(Excerpts from an interface dataset)
>>>>
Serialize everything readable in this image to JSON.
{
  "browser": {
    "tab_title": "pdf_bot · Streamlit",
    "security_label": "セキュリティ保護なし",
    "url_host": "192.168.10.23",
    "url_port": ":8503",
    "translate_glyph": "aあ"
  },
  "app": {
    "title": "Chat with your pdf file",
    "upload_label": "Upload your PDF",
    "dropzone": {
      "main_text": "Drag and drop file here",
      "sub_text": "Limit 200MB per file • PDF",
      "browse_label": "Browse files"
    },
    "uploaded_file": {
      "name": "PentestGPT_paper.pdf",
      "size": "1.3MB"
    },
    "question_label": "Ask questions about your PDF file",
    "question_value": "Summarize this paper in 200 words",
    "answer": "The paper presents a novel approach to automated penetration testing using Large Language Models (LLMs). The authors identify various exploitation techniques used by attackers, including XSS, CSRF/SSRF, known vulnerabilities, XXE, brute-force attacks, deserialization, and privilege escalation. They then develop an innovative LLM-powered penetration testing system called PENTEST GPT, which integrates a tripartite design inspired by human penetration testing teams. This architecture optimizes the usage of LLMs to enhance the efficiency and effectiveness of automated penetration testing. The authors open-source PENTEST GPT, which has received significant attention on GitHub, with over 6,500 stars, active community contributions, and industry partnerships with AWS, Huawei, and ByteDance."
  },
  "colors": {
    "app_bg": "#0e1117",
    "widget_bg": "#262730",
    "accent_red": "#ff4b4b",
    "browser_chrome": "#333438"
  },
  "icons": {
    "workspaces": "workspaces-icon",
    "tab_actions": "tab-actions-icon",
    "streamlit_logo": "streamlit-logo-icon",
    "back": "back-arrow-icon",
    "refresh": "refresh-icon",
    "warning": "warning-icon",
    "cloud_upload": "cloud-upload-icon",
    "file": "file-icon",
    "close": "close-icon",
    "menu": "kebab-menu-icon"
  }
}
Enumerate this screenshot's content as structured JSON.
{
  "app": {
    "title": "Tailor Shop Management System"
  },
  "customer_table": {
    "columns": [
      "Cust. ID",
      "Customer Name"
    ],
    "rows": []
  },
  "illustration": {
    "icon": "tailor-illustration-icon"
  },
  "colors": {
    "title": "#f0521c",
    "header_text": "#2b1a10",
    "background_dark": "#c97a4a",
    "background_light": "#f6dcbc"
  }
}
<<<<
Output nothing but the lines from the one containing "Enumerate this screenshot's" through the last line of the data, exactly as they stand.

* _Your solution_:
Enumerate this screenshot's content as structured JSON.
{
  "app": {
    "title": "Tailor Shop Management System"
  },
  "customer_table": {
    "columns": [
      "Cust. ID",
      "Customer Name"
    ],
    "rows": []
  },
  "illustration": {
    "icon": "tailor-illustration-icon"
  },
  "colors": {
    "title": "#f0521c",
    "header_text": "#2b1a10",
    "background_dark": "#c97a4a",
    "background_light": "#f6dcbc"
  }
}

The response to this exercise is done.